Every entry, exactly as given, must be retyped.

(INFORMATION SUPPLIED)

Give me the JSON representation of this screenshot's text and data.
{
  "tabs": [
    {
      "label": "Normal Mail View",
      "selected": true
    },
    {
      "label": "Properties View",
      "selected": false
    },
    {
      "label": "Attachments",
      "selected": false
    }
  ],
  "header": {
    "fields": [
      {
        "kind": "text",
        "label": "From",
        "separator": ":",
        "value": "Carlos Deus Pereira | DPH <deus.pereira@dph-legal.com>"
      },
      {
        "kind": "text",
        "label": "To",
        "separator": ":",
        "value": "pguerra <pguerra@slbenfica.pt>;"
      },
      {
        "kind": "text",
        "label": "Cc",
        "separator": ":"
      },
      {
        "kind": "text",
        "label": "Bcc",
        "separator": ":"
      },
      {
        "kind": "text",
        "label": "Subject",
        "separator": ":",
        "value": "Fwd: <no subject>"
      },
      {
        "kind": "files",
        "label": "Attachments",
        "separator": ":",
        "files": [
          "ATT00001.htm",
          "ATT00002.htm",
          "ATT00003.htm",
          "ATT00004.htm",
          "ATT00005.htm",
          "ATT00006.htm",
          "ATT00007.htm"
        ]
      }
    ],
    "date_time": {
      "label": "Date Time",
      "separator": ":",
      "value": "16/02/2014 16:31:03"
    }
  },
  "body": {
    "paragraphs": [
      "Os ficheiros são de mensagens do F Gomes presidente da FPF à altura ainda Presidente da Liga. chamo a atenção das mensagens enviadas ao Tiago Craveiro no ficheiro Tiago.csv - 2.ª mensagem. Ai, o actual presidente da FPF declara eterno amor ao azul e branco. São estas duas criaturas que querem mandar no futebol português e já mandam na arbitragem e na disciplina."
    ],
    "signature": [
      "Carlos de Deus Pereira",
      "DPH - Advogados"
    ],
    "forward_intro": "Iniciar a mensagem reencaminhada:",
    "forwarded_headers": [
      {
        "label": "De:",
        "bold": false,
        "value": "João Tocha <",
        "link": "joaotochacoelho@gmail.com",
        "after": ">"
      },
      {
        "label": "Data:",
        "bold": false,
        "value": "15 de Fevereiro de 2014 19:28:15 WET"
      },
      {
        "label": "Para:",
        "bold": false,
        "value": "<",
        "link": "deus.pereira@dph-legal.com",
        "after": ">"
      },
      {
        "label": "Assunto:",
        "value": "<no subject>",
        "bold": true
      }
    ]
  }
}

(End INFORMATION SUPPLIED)

* [ANSWER TO THIS PROBLEM]:
Give me the JSON representation of this screenshot's text and data.
{
  "tabs": [
    {
      "label": "Normal Mail View",
      "selected": true
    },
    {
      "label": "Properties View",
      "selected": false
    },
    {
      "label": "Attachments",
      "selected": false
    }
  ],
  "header": {
    "fields": [
      {
        "kind": "text",
        "label": "From",
        "separator": ":",
        "value": "Carlos Deus Pereira | DPH <deus.pereira@dph-legal.com>"
      },
      {
        "kind": "text",
        "label": "To",
        "separator": ":",
        "value": "pguerra <pguerra@slbenfica.pt>;"
      },
      {
        "kind": "text",
        "label": "Cc",
        "separator": ":"
      },
      {
        "kind": "text",
        "label": "Bcc",
        "separator": ":"
      },
      {
        "kind": "text",
        "label": "Subject",
        "separator": ":",
        "value": "Fwd: <no subject>"
      },
      {
        "kind": "files",
        "label": "Attachments",
        "separator": ":",
        "files": [
          "ATT00001.htm",
          "ATT00002.htm",
          "ATT00003.htm",
          "ATT00004.htm",
          "ATT00005.htm",
          "ATT00006.htm",
          "ATT00007.htm"
        ]
      }
    ],
    "date_time": {
      "label": "Date Time",
      "separator": ":",
      "value": "16/02/2014 16:31:03"
    }
  },
  "body": {
    "paragraphs": [
      "Os ficheiros são de mensagens do F Gomes presidente da FPF à altura ainda Presidente da Liga. chamo a atenção das mensagens enviadas ao Tiago Craveiro no ficheiro Tiago.csv - 2.ª mensagem. Ai, o actual presidente da FPF declara eterno amor ao azul e branco. São estas duas criaturas que querem mandar no futebol português e já mandam na arbitragem e na disciplina."
    ],
    "signature": [
      "Carlos de Deus Pereira",
      "DPH - Advogados"
    ],
    "forward_intro": "Iniciar a mensagem reencaminhada:",
    "forwarded_headers": [
      {
        "label": "De:",
        "bold": false,
        "value": "João Tocha <",
        "link": "joaotochacoelho@gmail.com",
        "after": ">"
      },
      {
        "label": "Data:",
        "bold": false,
        "value": "15 de Fevereiro de 2014 19:28:15 WET"
      },
      {
        "label": "Para:",
        "bold": false,
        "value": "<",
        "link": "deus.pereira@dph-legal.com",
        "after": ">"
      },
      {
        "label": "Assunto:",
        "value": "<no subject>",
        "bold": true
      }
    ]
  }
}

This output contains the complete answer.